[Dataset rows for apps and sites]

══════

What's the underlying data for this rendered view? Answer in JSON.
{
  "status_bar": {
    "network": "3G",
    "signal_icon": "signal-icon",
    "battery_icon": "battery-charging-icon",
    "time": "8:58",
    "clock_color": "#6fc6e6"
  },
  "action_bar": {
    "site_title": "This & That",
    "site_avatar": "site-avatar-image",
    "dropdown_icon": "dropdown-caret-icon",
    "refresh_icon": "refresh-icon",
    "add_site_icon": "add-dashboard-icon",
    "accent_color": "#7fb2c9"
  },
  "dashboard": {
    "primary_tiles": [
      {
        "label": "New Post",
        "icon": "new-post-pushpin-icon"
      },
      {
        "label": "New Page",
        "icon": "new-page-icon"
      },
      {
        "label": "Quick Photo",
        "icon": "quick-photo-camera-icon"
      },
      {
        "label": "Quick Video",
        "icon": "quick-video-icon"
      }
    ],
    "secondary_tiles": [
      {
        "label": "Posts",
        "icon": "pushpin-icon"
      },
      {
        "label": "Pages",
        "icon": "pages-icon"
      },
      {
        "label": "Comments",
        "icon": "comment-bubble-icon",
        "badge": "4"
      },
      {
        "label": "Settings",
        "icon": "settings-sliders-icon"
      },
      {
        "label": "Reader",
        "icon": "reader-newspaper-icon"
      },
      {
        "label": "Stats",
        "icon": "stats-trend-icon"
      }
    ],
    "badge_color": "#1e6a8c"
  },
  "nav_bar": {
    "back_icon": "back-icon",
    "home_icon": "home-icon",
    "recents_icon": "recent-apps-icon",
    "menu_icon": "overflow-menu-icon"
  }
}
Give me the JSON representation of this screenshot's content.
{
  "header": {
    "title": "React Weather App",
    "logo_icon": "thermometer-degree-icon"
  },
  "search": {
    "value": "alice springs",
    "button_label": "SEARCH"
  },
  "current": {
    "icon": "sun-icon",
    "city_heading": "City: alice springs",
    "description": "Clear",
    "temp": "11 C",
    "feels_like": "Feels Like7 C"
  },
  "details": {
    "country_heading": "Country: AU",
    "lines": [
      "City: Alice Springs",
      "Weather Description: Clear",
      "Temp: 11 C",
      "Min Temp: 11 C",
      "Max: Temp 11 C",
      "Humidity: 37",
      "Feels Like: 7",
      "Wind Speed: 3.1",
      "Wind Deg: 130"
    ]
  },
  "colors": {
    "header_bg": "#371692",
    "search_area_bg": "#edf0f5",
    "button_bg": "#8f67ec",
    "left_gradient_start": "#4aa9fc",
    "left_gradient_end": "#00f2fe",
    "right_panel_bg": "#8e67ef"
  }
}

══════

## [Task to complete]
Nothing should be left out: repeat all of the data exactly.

## [The answer]
What's the underlying data for this rendered view? Answer in JSON.
{
  "status_bar": {
    "network": "3G",
    "signal_icon": "signal-icon",
    "battery_icon": "battery-charging-icon",
    "time": "8:58",
    "clock_color": "#6fc6e6"
  },
  "action_bar": {
    "site_title": "This & That",
    "site_avatar": "site-avatar-image",
    "dropdown_icon": "dropdown-caret-icon",
    "refresh_icon": "refresh-icon",
    "add_site_icon": "add-dashboard-icon",
    "accent_color": "#7fb2c9"
  },
  "dashboard": {
    "primary_tiles": [
      {
        "label": "New Post",
        "icon": "new-post-pushpin-icon"
      },
      {
        "label": "New Page",
        "icon": "new-page-icon"
      },
      {
        "label": "Quick Photo",
        "icon": "quick-photo-camera-icon"
      },
      {
        "label": "Quick Video",
        "icon": "quick-video-icon"
      }
    ],
    "secondary_tiles": [
      {
        "label": "Posts",
        "icon": "pushpin-icon"
      },
      {
        "label": "Pages",
        "icon": "pages-icon"
      },
      {
        "label": "Comments",
        "icon": "comment-bubble-icon",
        "badge": "4"
      },
      {
        "label": "Settings",
        "icon": "settings-sliders-icon"
      },
      {
        "label": "Reader",
        "icon": "reader-newspaper-icon"
      },
      {
        "label": "Stats",
        "icon": "stats-trend-icon"
      }
    ],
    "badge_color": "#1e6a8c"
  },
  "nav_bar": {
    "back_icon": "back-icon",
    "home_icon": "home-icon",
    "recents_icon": "recent-apps-icon",
    "menu_icon": "overflow-menu-icon"
  }
}
Give me the JSON representation of this screenshot's content.
{
  "header": {
    "title": "React Weather App",
    "logo_icon": "thermometer-degree-icon"
  },
  "search": {
    "value": "alice springs",
    "button_label": "SEARCH"
  },
  "current": {
    "icon": "sun-icon",
    "city_heading": "City: alice springs",
    "description": "Clear",
    "temp": "11 C",
    "feels_like": "Feels Like7 C"
  },
  "details": {
    "country_heading": "Country: AU",
    "lines": [
      "City: Alice Springs",
      "Weather Description: Clear",
      "Temp: 11 C",
      "Min Temp: 11 C",
      "Max: Temp 11 C",
      "Humidity: 37",
      "Feels Like: 7",
      "Wind Speed: 3.1",
      "Wind Deg: 130"
    ]
  },
  "colors": {
    "header_bg": "#371692",
    "search_area_bg": "#edf0f5",
    "button_bg": "#8f67ec",
    "left_gradient_start": "#4aa9fc",
    "left_gradient_end": "#00f2fe",
    "right_panel_bg": "#8e67ef"
  }
}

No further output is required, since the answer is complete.